While a good cocktail has many components, the great ones all have one thing in common, says Metzger: They entice before the first sip. “When you grab a cocktail with grilled citrus, you see it and you smell it. The best cocktails stimulate your senses, so we wanted our cocktails to be beautiful and fragrant.”
The result of all that experimentation is Crafted: Traegered Cocktails ($19.99 print, $9.99 ebook), a recipe book with 32 new takes on classic drinks and detailed instructions on how to make everything from smoked syrups to infused spirits. The book is divided into reimagined classics like the Negroni, delicious mocktails, and their “pro series,” a collection that requires varsity-level prep. Everything requires some smoke.
“We hope it will inspire readers to experiment on their own,” says Metzger. “If you want to make a Bloody Mary and stick a lobster tail in your drink, you can. That idea—pushing the limits of what you’ve seen and tasted before—that’s what this book is about.”
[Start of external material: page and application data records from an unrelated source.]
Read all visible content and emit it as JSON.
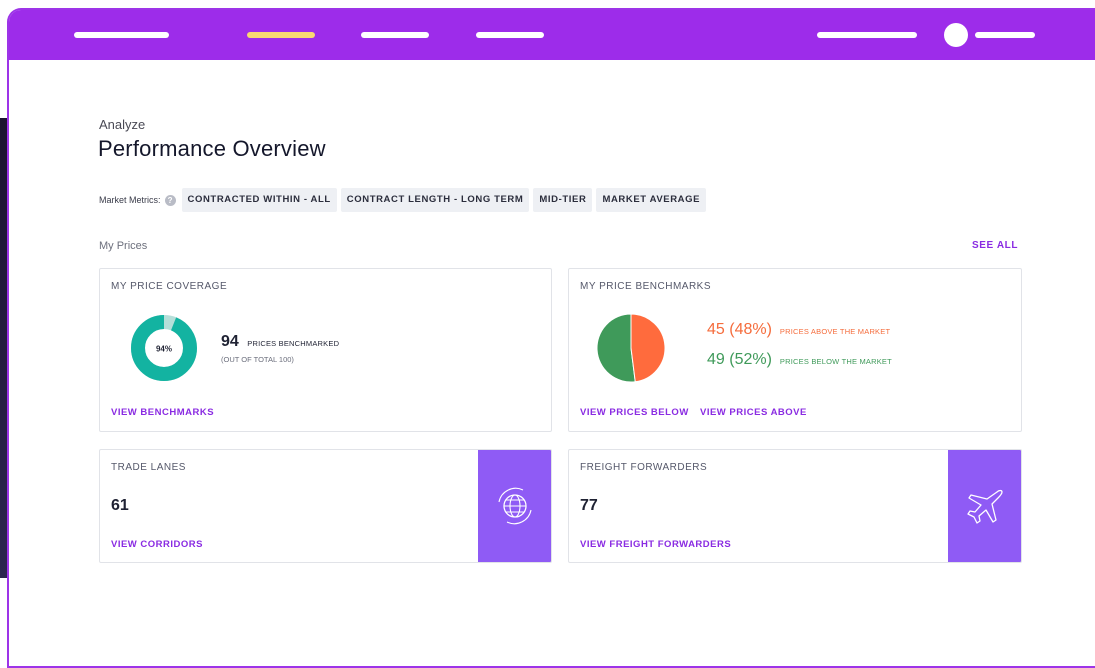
{
  "page": {
    "eyebrow": "Analyze",
    "title": "Performance Overview"
  },
  "metrics": {
    "label": "Market Metrics:",
    "help_icon": "help-circle-icon",
    "chips": [
      "CONTRACTED WITHIN - ALL",
      "CONTRACT LENGTH - LONG TERM",
      "MID-TIER",
      "MARKET AVERAGE"
    ]
  },
  "section": {
    "label": "My Prices",
    "see_all": "SEE ALL"
  },
  "coverage": {
    "title": "MY PRICE COVERAGE",
    "donut_label": "94%",
    "donut_fraction": 0.94,
    "count": "94",
    "count_label": "PRICES BENCHMARKED",
    "note": "(OUT OF TOTAL 100)",
    "link": "VIEW BENCHMARKS",
    "colors": {
      "fill": "#13b3a1",
      "rest": "#b6dfd9"
    }
  },
  "benchmarks": {
    "title": "MY PRICE BENCHMARKS",
    "above_value": "45 (48%)",
    "above_label": "PRICES ABOVE THE MARKET",
    "below_value": "49 (52%)",
    "below_label": "PRICES BELOW THE MARKET",
    "above_fraction": 0.48,
    "link_below": "VIEW PRICES BELOW",
    "link_above": "VIEW PRICES ABOVE",
    "colors": {
      "above": "#ff6b3d",
      "below": "#3f9a5a"
    }
  },
  "trade_lanes": {
    "title": "TRADE LANES",
    "count": "61",
    "link": "VIEW CORRIDORS",
    "icon": "globe-icon"
  },
  "forwarders": {
    "title": "FREIGHT FORWARDERS",
    "count": "77",
    "link": "VIEW FREIGHT FORWARDERS",
    "icon": "airplane-icon"
  },
  "theme": {
    "brand": "#9d2cea",
    "accent": "#8a2be2",
    "tab_active": "#f9d872"
  }
}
Here are a few recipes to get you inspired.
1 1/2 ounces dry gin
1/2 ounce lemon juice
1/4 ounce smoked honey syrup
Smoked Honey Syrup
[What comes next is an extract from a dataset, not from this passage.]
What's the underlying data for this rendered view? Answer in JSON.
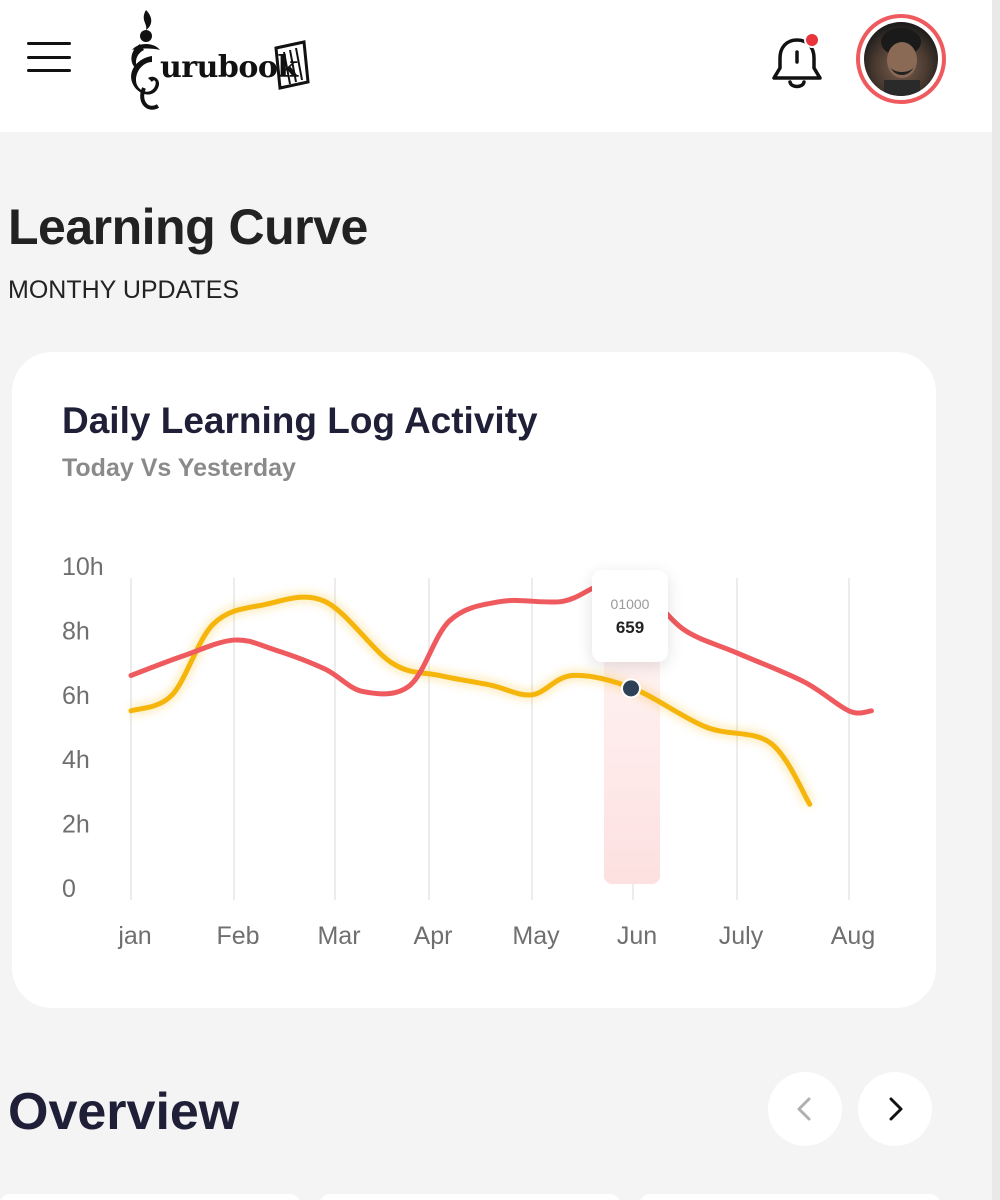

Load smoker with cherry or apple hardwood and bring to 275 degrees. In a small saucepan, add 1/2 cup honey and 1/2 cup water. Place on grill for 20 minutes or until blended. Cool and strain into a storage vessel.
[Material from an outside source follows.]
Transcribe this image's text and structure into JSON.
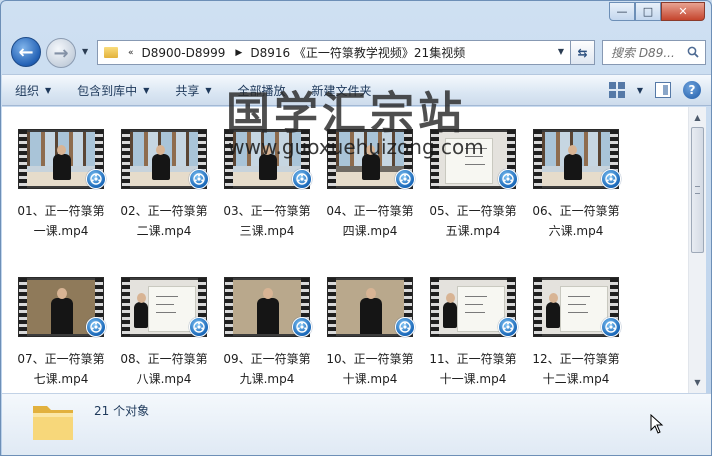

Lemon Wheel Garnish
Load smoker with cherry or apple hardwood and bring to 375 degrees. Slice lemon into wheels and coat both sides with brown sugar. Grill for 20 minutes or until lightly browned.
Add all ingredients in a shaker with ice. Shake until the shaker is cold and the ingredients are fully combined. Strain into a coupe glass. Garnish with a grilled lemon wheel.
1 1/2 ounces dry gin
1 ounce sweet vermouth
1 ounce Campari
1 rosemary sprig
Baked Orange Peel
Load smoker with cherry or apple hardwood and bring to 325 degrees. Peel orange into a single long strip. Place peel on grill for seven to ten minutes or until ends are slightly brown. Cut into eight pieces.
In a mixing glass, combine gin, vermouth, Campari, and ice. Stir until the glass is cold and the ingredients are fully combined. Strain into a coupe glass. Use a match to burn rosemary sprig. Drop sprig and baked orange peel into the glass as a garnish.
2 ounces white rum
1/2 ounce smoked agave syrup
2 dashes apricot vanilla bitters
Smoked Agave Syrup
Load smoker with cherry or apple hardwood and bring to 225 degrees. Add 1/2 cup agave syrup and 1/2 cup water to a small saucepan; stir until combined. Cook for an hour, stirring occasionally. Cool and strain into a storage vessel.
Grilled Pear Garnish
Bring smoker to 275 degrees. Slice pears and grill each side for 20 minutes. Reduce heat and let pears smoke for ten minutes.
Place smoked agave syrup and two grilled pear slices in a rocks glass. Lightly muddle the pear. Add rum, bitters, and ice, and stir until the glass is cold and the ingredients are fully combined.
1 1/2 ounces vodka
4 ounces Bloody Mary mix
4 ounces tomato juice
1 pound bacon
1/2 cup warm maple syrup
1/2 cup brown sugar
1 lemon, sliced
1 bunch asparagus spears, tough ends trimmed
1 bunch celery, trimmed
Bring smoker to 300 degrees. Line baking sheet with parchment paper. Arrange bacon in a single layer on paper. Brush both sides of each bacon strip with warmed maple syrup and sprinkle with brown sugar. Cook for 30 minutes or until brown and crispy. While the bacon cooks, place asparagus spears, shrimp, and lemon slices directly on the grill. Cook until the asparagus is tender, the lemon has grill marks, and the shrimp is cooked.
In a mixing glass, combine vodka, Bloody Mary mix, tomato juice, and ice. Strain into a Mason jar with ice. Add your choice of garnish.